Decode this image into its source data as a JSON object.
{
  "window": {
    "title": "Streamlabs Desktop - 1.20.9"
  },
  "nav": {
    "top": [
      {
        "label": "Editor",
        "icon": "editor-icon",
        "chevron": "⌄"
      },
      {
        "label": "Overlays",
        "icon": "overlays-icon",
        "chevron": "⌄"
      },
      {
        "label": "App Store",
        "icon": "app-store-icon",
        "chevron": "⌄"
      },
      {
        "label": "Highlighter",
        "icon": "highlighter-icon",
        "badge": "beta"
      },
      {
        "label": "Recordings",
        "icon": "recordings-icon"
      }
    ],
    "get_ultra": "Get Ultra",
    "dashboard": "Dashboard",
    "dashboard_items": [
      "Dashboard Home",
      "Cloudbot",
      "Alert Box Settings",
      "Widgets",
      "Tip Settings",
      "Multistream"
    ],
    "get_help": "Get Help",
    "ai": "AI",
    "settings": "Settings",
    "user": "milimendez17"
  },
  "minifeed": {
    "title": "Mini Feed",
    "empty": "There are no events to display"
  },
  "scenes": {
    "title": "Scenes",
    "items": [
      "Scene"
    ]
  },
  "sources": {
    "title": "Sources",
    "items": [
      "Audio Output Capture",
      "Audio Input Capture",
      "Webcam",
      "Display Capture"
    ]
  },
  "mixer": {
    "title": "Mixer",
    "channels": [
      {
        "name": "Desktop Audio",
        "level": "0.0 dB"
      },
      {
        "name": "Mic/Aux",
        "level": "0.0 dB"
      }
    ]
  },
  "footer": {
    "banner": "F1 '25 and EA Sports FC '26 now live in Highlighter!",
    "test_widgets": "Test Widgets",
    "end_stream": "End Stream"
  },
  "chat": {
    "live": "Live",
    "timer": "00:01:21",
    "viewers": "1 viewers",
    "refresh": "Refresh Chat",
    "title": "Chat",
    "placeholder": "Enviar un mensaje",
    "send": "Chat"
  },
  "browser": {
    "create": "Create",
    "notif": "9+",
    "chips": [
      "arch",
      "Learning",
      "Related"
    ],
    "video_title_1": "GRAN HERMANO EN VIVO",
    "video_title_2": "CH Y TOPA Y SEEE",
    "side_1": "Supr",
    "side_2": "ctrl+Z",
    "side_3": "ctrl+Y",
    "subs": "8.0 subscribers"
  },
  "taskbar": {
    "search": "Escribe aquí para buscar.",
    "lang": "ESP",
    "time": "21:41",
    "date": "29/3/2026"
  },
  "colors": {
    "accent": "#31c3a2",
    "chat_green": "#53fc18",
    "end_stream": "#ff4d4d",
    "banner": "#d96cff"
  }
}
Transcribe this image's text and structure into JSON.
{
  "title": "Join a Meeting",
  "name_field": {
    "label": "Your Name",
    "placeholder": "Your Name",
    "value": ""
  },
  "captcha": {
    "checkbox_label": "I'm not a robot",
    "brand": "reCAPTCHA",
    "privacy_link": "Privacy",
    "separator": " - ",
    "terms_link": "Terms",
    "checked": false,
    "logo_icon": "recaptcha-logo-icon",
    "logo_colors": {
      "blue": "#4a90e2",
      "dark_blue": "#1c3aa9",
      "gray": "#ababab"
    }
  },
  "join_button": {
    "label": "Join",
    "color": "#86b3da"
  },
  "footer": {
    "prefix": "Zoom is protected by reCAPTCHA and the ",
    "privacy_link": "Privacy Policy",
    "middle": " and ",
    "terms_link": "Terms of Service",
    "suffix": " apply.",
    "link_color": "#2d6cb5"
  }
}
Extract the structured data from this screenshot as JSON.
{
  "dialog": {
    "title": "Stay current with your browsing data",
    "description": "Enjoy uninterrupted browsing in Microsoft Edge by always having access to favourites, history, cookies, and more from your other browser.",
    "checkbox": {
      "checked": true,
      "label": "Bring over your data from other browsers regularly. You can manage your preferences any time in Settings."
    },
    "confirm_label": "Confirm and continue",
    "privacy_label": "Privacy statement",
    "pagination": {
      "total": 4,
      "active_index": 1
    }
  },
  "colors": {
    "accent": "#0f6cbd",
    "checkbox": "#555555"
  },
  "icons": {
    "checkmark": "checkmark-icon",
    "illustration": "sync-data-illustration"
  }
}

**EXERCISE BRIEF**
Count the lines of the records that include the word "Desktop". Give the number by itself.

**EXERCISE SOLUTION**
2